As to what happens after physical death (other than being in God's presence), no one really knows (this is freely admitted by most Orthodox scholars). The best we have is speculation and the "hints" we get in the Bible. As such, there are a variety of "theories" in Orthodoxy (but this speculation is often not helpful). But where everyone agrees is that we go to be in God's unfiltered presence.
A note about praying for the dead. Presently, when we die, we all go to be in God's presence until we await the final judgment and bodily resurrection. We believe that it may be possible for individuals to change their disposition towards God's love after death. This is not dogma, but we hold out hope for this. Since death is a defeated foe (it's just not annihilated yet), we also ask deceased saints to pray for us since they are now in God's presence and also mystically present with us in worship. After the final judgment, it will likely be too late to change one's disposition, but we hold out hope that all might come to know God's love as a wonderful thing for all eternity (see more on this here). I don't have time to elaborate on this much more here, and it wouldn't be entirely on topic anyways.
If you'd like to read more in depth about this, check out this article.
Orthodox Tradition is made by saints, living temples of Holy Spirit.
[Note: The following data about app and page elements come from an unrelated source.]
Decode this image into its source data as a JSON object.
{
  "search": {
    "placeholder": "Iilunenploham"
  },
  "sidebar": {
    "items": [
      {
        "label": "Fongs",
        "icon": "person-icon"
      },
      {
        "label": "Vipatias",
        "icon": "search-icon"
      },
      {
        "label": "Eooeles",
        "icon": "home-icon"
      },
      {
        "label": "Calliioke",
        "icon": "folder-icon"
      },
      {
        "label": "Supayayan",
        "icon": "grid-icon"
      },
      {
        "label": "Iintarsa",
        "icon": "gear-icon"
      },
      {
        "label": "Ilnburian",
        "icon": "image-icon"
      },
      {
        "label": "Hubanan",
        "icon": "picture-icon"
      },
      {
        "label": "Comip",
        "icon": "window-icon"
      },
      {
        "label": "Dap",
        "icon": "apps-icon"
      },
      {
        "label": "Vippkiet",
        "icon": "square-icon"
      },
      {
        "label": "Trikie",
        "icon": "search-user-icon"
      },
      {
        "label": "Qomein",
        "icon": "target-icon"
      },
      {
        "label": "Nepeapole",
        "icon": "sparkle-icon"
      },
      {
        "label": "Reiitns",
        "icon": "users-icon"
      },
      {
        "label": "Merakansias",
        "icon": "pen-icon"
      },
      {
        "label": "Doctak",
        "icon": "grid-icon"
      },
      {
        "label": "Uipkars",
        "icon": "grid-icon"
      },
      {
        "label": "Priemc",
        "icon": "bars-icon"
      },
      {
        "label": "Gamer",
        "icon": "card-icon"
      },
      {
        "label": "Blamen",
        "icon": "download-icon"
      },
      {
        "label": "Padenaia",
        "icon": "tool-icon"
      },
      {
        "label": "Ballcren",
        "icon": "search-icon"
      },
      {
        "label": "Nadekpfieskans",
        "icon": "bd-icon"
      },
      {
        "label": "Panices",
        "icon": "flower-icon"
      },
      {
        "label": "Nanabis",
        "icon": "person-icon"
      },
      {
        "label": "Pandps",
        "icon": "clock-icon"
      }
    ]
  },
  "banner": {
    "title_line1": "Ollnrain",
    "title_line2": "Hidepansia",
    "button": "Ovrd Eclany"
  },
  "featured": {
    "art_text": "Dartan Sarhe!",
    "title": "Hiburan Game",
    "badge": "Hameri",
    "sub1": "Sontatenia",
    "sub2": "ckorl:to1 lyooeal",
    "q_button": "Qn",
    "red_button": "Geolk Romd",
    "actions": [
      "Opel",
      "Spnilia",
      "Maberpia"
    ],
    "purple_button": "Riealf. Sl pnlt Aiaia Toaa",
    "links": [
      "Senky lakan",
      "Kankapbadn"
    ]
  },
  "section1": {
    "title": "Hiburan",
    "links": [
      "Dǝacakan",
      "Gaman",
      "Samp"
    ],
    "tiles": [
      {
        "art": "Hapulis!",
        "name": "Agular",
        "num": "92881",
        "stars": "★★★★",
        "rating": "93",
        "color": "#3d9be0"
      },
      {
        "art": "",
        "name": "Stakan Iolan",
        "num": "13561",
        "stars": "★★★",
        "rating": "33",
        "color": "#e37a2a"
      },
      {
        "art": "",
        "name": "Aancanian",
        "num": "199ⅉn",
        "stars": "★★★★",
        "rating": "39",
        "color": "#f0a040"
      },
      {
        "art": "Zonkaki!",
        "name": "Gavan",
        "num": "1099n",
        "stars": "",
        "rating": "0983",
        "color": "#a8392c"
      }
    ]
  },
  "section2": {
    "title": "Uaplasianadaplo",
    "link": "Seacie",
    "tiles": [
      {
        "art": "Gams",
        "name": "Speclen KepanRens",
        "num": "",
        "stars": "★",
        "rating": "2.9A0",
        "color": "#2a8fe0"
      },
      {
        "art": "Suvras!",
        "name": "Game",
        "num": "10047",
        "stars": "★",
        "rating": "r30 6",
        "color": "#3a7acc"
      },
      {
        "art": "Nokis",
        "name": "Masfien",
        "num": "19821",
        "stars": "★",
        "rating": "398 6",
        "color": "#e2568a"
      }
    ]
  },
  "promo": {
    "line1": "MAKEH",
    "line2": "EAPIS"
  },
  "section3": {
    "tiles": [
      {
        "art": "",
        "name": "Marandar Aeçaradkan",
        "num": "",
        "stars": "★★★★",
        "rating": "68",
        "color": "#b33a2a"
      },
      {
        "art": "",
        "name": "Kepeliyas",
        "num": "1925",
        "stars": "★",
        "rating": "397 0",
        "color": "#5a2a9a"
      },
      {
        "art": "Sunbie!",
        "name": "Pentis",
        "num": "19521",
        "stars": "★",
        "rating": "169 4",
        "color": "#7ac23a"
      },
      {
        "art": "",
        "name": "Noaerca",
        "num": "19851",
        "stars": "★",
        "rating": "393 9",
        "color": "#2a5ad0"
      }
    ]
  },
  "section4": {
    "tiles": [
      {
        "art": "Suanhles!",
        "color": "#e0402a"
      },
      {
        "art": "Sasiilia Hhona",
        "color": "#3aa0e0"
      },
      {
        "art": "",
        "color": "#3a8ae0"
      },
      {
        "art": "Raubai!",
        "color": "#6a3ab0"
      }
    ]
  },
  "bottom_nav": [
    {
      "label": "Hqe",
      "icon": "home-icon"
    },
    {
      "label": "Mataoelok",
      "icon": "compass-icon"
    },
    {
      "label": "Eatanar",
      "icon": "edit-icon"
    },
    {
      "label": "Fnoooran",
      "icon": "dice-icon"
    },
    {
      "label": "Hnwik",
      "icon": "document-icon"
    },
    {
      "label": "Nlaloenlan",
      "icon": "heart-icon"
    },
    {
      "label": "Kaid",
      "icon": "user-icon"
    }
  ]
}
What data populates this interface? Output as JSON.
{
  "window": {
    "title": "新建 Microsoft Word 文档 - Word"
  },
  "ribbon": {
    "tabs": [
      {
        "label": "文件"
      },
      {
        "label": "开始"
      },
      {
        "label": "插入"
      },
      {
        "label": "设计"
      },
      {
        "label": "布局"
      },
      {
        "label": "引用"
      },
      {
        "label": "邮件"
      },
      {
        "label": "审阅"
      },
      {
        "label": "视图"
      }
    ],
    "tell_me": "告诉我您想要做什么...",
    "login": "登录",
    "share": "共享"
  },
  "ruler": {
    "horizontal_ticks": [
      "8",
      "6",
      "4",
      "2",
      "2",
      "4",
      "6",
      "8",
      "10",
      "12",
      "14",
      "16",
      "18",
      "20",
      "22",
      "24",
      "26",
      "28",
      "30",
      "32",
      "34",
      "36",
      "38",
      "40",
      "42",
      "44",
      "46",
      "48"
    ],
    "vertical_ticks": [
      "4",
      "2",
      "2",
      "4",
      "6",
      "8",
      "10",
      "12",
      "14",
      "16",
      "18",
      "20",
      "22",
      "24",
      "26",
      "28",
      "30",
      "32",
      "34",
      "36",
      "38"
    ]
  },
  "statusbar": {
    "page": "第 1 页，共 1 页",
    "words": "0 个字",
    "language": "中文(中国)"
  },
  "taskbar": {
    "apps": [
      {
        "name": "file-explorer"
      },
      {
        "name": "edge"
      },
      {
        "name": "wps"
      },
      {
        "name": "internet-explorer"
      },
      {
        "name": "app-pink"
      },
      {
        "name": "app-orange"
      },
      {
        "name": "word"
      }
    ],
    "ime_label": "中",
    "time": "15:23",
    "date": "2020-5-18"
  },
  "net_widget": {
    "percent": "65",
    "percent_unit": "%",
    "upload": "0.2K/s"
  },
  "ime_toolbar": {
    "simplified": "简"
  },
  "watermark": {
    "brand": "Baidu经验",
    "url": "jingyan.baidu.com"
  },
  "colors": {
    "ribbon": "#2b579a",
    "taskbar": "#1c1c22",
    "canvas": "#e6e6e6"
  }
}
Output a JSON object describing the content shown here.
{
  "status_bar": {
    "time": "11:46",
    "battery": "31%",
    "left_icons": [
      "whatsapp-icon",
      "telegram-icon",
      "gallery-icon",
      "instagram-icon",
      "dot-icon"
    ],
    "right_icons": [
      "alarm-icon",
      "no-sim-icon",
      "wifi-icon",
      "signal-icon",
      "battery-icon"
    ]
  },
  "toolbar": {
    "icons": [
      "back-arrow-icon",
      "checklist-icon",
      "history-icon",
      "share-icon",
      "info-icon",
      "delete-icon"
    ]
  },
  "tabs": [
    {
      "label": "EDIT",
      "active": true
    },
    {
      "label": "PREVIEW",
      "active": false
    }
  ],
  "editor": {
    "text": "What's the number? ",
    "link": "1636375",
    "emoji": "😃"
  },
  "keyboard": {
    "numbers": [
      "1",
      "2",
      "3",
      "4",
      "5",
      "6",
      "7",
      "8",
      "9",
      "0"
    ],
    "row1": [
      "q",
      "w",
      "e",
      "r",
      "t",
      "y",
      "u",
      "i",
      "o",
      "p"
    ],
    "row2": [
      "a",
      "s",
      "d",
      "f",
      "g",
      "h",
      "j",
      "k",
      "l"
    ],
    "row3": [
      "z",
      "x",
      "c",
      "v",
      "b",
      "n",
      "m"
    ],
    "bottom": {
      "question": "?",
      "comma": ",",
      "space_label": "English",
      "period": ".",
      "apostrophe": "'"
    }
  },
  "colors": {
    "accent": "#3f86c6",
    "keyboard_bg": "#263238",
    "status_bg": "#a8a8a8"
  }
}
Many times, they let us testimonies for spiritual benefit of posteriority.
In 'Life of saint Basil the New' book, written by his disciple Gregory, is described what happened with the soul of Theodora after death, a widow who took care of the saint in her life. Her soul was judged passing through a series of tollbooths: slander, insult, lying, anger and rage, pride and arrogance, idle and obscene talk, usury and deceit, falsehood and vainglory, greed, drunkenness, grudge-bearing, sorcery, gluttony and epicurism, idolatry, sodomy and pedophilia, adultery, robbery, theft, fornication, mercilessness and cruelheartedness, sloth, stinginess, murder, heresy. Remarkable observation is that she passed all of them not by her own merits, but only just prayers of the saint Basil.
In the life of St. Anthony the Great (written by St. Athanasius the Great), he saw a vision of souls rising towards heaven and some being stopped by a large demon and cast down
Before die, saint Lazar, the Serbian Tsar, had a complete vision of the world, on the battlefield where his army was defeated by turks:
Only holy tradition of Orthodoxy recorded many testimonies like these, giving the complete view that can be known about life before and after physical death.
I've searched some answer by myself, and here's what I've found. According to the linked document, both Paradise and hell are Christ's eternal presence, perceived as bliss by truly faithfull and as burning flames by the others. After death a soul leaves body and goes to Christ, where it experiences bliss (Paradise) or torment (hell). These states grow to fullness after the Final Judgement and ressurection of bodies, when the body is involved too.
Addendum: another find addressing the way to Paradise or hell! According to it the soul should be going through this world for two days, on the third day be tested by demons and then visit souls in heaven and paradise. Before the 40th day when the Temporal Judgement comes, the eternal fate of the soul can be changed by prayers of the living and of the saints in Paradise (but livings' prayers can be stronger).